*TASK GOAL*
Could you print every record below exactly as it appears?

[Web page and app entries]
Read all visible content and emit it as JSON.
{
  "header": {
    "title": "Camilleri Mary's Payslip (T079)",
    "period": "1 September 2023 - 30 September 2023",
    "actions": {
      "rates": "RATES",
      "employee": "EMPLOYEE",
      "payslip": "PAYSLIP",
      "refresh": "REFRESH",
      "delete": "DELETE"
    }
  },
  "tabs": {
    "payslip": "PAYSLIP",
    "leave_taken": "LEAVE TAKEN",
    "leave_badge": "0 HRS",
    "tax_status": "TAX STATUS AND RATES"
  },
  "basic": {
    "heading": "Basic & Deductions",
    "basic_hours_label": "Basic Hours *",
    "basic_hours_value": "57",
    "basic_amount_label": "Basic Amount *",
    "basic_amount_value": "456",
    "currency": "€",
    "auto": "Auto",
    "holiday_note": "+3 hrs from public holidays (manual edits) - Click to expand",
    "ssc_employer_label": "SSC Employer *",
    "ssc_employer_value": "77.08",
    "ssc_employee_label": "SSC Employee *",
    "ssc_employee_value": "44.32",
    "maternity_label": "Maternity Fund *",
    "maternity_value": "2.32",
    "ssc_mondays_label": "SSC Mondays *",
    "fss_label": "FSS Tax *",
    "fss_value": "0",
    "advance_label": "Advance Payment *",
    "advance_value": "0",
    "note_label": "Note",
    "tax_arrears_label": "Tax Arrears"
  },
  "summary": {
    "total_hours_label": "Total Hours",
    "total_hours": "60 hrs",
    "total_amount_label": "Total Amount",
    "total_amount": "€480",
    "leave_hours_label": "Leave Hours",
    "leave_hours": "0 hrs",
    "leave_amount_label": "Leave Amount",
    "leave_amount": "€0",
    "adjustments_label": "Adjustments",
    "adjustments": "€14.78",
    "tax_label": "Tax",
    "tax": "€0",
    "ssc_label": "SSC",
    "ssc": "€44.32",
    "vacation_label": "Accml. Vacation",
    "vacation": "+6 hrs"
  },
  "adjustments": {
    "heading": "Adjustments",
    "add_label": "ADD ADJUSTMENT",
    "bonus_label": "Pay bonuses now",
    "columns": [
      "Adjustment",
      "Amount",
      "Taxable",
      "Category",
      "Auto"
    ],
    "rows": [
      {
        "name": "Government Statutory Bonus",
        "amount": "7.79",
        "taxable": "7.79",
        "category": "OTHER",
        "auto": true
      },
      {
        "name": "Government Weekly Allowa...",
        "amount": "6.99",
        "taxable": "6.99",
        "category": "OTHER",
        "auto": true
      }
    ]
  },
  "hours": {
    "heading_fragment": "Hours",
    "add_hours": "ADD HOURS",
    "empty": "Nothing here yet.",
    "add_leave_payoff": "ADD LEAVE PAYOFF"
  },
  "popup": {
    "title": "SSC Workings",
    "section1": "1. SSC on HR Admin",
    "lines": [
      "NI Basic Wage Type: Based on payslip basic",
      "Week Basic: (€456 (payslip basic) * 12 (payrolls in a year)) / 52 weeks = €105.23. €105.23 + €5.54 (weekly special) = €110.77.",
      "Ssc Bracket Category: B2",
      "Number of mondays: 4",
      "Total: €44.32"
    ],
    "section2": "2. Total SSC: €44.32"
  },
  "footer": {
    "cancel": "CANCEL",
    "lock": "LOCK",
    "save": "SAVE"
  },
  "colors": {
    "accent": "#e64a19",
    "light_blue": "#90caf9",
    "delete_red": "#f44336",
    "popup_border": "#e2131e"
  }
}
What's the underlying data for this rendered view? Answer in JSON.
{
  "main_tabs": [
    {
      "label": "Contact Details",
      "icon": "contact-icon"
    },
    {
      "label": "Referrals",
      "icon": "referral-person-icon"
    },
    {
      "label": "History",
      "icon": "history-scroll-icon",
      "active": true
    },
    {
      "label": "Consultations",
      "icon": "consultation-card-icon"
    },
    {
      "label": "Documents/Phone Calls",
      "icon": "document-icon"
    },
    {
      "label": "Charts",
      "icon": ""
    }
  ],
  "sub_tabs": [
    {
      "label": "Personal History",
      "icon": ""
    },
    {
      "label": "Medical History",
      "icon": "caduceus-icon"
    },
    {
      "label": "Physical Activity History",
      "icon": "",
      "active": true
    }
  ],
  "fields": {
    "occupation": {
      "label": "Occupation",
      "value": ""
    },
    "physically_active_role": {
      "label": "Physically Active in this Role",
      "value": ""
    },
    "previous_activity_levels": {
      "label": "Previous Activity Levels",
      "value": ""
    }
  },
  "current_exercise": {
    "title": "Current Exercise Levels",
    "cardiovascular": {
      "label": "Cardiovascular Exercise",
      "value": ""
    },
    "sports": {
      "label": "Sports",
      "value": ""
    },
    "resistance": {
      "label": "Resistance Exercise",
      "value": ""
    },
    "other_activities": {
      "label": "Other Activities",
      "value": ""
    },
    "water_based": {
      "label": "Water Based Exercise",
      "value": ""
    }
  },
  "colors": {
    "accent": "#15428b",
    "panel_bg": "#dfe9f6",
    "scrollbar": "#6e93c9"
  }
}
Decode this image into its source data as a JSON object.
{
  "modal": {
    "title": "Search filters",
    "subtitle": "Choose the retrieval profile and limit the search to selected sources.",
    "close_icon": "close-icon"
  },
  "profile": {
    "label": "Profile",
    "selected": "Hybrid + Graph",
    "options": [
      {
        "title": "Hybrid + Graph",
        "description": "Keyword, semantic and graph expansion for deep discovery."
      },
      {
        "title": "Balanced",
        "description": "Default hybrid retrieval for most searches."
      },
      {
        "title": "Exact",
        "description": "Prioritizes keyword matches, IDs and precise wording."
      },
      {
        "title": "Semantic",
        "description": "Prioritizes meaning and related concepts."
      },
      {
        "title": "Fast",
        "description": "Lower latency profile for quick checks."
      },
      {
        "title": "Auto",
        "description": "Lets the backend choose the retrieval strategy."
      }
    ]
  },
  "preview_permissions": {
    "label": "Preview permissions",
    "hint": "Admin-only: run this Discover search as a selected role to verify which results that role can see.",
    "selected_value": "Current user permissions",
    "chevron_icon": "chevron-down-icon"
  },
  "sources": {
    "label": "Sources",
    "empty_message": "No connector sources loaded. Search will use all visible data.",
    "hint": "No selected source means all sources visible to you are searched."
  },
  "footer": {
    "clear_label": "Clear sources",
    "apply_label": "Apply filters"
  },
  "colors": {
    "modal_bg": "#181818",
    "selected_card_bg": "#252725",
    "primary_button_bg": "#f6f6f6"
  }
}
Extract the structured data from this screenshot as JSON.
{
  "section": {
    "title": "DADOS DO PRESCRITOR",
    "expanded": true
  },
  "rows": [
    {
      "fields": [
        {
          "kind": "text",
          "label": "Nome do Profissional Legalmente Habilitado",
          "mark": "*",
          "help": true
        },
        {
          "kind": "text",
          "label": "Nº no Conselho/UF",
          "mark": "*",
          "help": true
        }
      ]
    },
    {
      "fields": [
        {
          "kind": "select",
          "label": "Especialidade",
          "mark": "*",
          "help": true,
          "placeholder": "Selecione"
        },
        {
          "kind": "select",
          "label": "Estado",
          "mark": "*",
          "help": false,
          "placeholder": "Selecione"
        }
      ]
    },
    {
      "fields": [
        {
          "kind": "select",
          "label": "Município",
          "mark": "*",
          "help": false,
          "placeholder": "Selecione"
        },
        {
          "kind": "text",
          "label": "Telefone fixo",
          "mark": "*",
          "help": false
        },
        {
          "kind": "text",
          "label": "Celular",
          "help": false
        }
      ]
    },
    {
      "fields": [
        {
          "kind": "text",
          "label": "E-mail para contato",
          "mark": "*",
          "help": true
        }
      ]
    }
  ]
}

*PROBLEM SOLUTION*
Read all visible content and emit it as JSON.
{
  "header": {
    "title": "Camilleri Mary's Payslip (T079)",
    "period": "1 September 2023 - 30 September 2023",
    "actions": {
      "rates": "RATES",
      "employee": "EMPLOYEE",
      "payslip": "PAYSLIP",
      "refresh": "REFRESH",
      "delete": "DELETE"
    }
  },
  "tabs": {
    "payslip": "PAYSLIP",
    "leave_taken": "LEAVE TAKEN",
    "leave_badge": "0 HRS",
    "tax_status": "TAX STATUS AND RATES"
  },
  "basic": {
    "heading": "Basic & Deductions",
    "basic_hours_label": "Basic Hours *",
    "basic_hours_value": "57",
    "basic_amount_label": "Basic Amount *",
    "basic_amount_value": "456",
    "currency": "€",
    "auto": "Auto",
    "holiday_note": "+3 hrs from public holidays (manual edits) - Click to expand",
    "ssc_employer_label": "SSC Employer *",
    "ssc_employer_value": "77.08",
    "ssc_employee_label": "SSC Employee *",
    "ssc_employee_value": "44.32",
    "maternity_label": "Maternity Fund *",
    "maternity_value": "2.32",
    "ssc_mondays_label": "SSC Mondays *",
    "fss_label": "FSS Tax *",
    "fss_value": "0",
    "advance_label": "Advance Payment *",
    "advance_value": "0",
    "note_label": "Note",
    "tax_arrears_label": "Tax Arrears"
  },
  "summary": {
    "total_hours_label": "Total Hours",
    "total_hours": "60 hrs",
    "total_amount_label": "Total Amount",
    "total_amount": "€480",
    "leave_hours_label": "Leave Hours",
    "leave_hours": "0 hrs",
    "leave_amount_label": "Leave Amount",
    "leave_amount": "€0",
    "adjustments_label": "Adjustments",
    "adjustments": "€14.78",
    "tax_label": "Tax",
    "tax": "€0",
    "ssc_label": "SSC",
    "ssc": "€44.32",
    "vacation_label": "Accml. Vacation",
    "vacation": "+6 hrs"
  },
  "adjustments": {
    "heading": "Adjustments",
    "add_label": "ADD ADJUSTMENT",
    "bonus_label": "Pay bonuses now",
    "columns": [
      "Adjustment",
      "Amount",
      "Taxable",
      "Category",
      "Auto"
    ],
    "rows": [
      {
        "name": "Government Statutory Bonus",
        "amount": "7.79",
        "taxable": "7.79",
        "category": "OTHER",
        "auto": true
      },
      {
        "name": "Government Weekly Allowa...",
        "amount": "6.99",
        "taxable": "6.99",
        "category": "OTHER",
        "auto": true
      }
    ]
  },
  "hours": {
    "heading_fragment": "Hours",
    "add_hours": "ADD HOURS",
    "empty": "Nothing here yet.",
    "add_leave_payoff": "ADD LEAVE PAYOFF"
  },
  "popup": {
    "title": "SSC Workings",
    "section1": "1. SSC on HR Admin",
    "lines": [
      "NI Basic Wage Type: Based on payslip basic",
      "Week Basic: (€456 (payslip basic) * 12 (payrolls in a year)) / 52 weeks = €105.23. €105.23 + €5.54 (weekly special) = €110.77.",
      "Ssc Bracket Category: B2",
      "Number of mondays: 4",
      "Total: €44.32"
    ],
    "section2": "2. Total SSC: €44.32"
  },
  "footer": {
    "cancel": "CANCEL",
    "lock": "LOCK",
    "save": "SAVE"
  },
  "colors": {
    "accent": "#e64a19",
    "light_blue": "#90caf9",
    "delete_red": "#f44336",
    "popup_border": "#e2131e"
  }
}
What's the underlying data for this rendered view? Answer in JSON.
{
  "main_tabs": [
    {
      "label": "Contact Details",
      "icon": "contact-icon"
    },
    {
      "label": "Referrals",
      "icon": "referral-person-icon"
    },
    {
      "label": "History",
      "icon": "history-scroll-icon",
      "active": true
    },
    {
      "label": "Consultations",
      "icon": "consultation-card-icon"
    },
    {
      "label": "Documents/Phone Calls",
      "icon": "document-icon"
    },
    {
      "label": "Charts",
      "icon": ""
    }
  ],
  "sub_tabs": [
    {
      "label": "Personal History",
      "icon": ""
    },
    {
      "label": "Medical History",
      "icon": "caduceus-icon"
    },
    {
      "label": "Physical Activity History",
      "icon": "",
      "active": true
    }
  ],
  "fields": {
    "occupation": {
      "label": "Occupation",
      "value": ""
    },
    "physically_active_role": {
      "label": "Physically Active in this Role",
      "value": ""
    },
    "previous_activity_levels": {
      "label": "Previous Activity Levels",
      "value": ""
    }
  },
  "current_exercise": {
    "title": "Current Exercise Levels",
    "cardiovascular": {
      "label": "Cardiovascular Exercise",
      "value": ""
    },
    "sports": {
      "label": "Sports",
      "value": ""
    },
    "resistance": {
      "label": "Resistance Exercise",
      "value": ""
    },
    "other_activities": {
      "label": "Other Activities",
      "value": ""
    },
    "water_based": {
      "label": "Water Based Exercise",
      "value": ""
    }
  },
  "colors": {
    "accent": "#15428b",
    "panel_bg": "#dfe9f6",
    "scrollbar": "#6e93c9"
  }
}
Decode this image into its source data as a JSON object.
{
  "modal": {
    "title": "Search filters",
    "subtitle": "Choose the retrieval profile and limit the search to selected sources.",
    "close_icon": "close-icon"
  },
  "profile": {
    "label": "Profile",
    "selected": "Hybrid + Graph",
    "options": [
      {
        "title": "Hybrid + Graph",
        "description": "Keyword, semantic and graph expansion for deep discovery."
      },
      {
        "title": "Balanced",
        "description": "Default hybrid retrieval for most searches."
      },
      {
        "title": "Exact",
        "description": "Prioritizes keyword matches, IDs and precise wording."
      },
      {
        "title": "Semantic",
        "description": "Prioritizes meaning and related concepts."
      },
      {
        "title": "Fast",
        "description": "Lower latency profile for quick checks."
      },
      {
        "title": "Auto",
        "description": "Lets the backend choose the retrieval strategy."
      }
    ]
  },
  "preview_permissions": {
    "label": "Preview permissions",
    "hint": "Admin-only: run this Discover search as a selected role to verify which results that role can see.",
    "selected_value": "Current user permissions",
    "chevron_icon": "chevron-down-icon"
  },
  "sources": {
    "label": "Sources",
    "empty_message": "No connector sources loaded. Search will use all visible data.",
    "hint": "No selected source means all sources visible to you are searched."
  },
  "footer": {
    "clear_label": "Clear sources",
    "apply_label": "Apply filters"
  },
  "colors": {
    "modal_bg": "#181818",
    "selected_card_bg": "#252725",
    "primary_button_bg": "#f6f6f6"
  }
}
Extract the structured data from this screenshot as JSON.
{
  "section": {
    "title": "DADOS DO PRESCRITOR",
    "expanded": true
  },
  "rows": [
    {
      "fields": [
        {
          "kind": "text",
          "label": "Nome do Profissional Legalmente Habilitado",
          "mark": "*",
          "help": true
        },
        {
          "kind": "text",
          "label": "Nº no Conselho/UF",
          "mark": "*",
          "help": true
        }
      ]
    },
    {
      "fields": [
        {
          "kind": "select",
          "label": "Especialidade",
          "mark": "*",
          "help": true,
          "placeholder": "Selecione"
        },
        {
          "kind": "select",
          "label": "Estado",
          "mark": "*",
          "help": false,
          "placeholder": "Selecione"
        }
      ]
    },
    {
      "fields": [
        {
          "kind": "select",
          "label": "Município",
          "mark": "*",
          "help": false,
          "placeholder": "Selecione"
        },
        {
          "kind": "text",
          "label": "Telefone fixo",
          "mark": "*",
          "help": false
        },
        {
          "kind": "text",
          "label": "Celular",
          "help": false
        }
      ]
    },
    {
      "fields": [
        {
          "kind": "text",
          "label": "E-mail para contato",
          "mark": "*",
          "help": true
        }
      ]
    }
  ]
}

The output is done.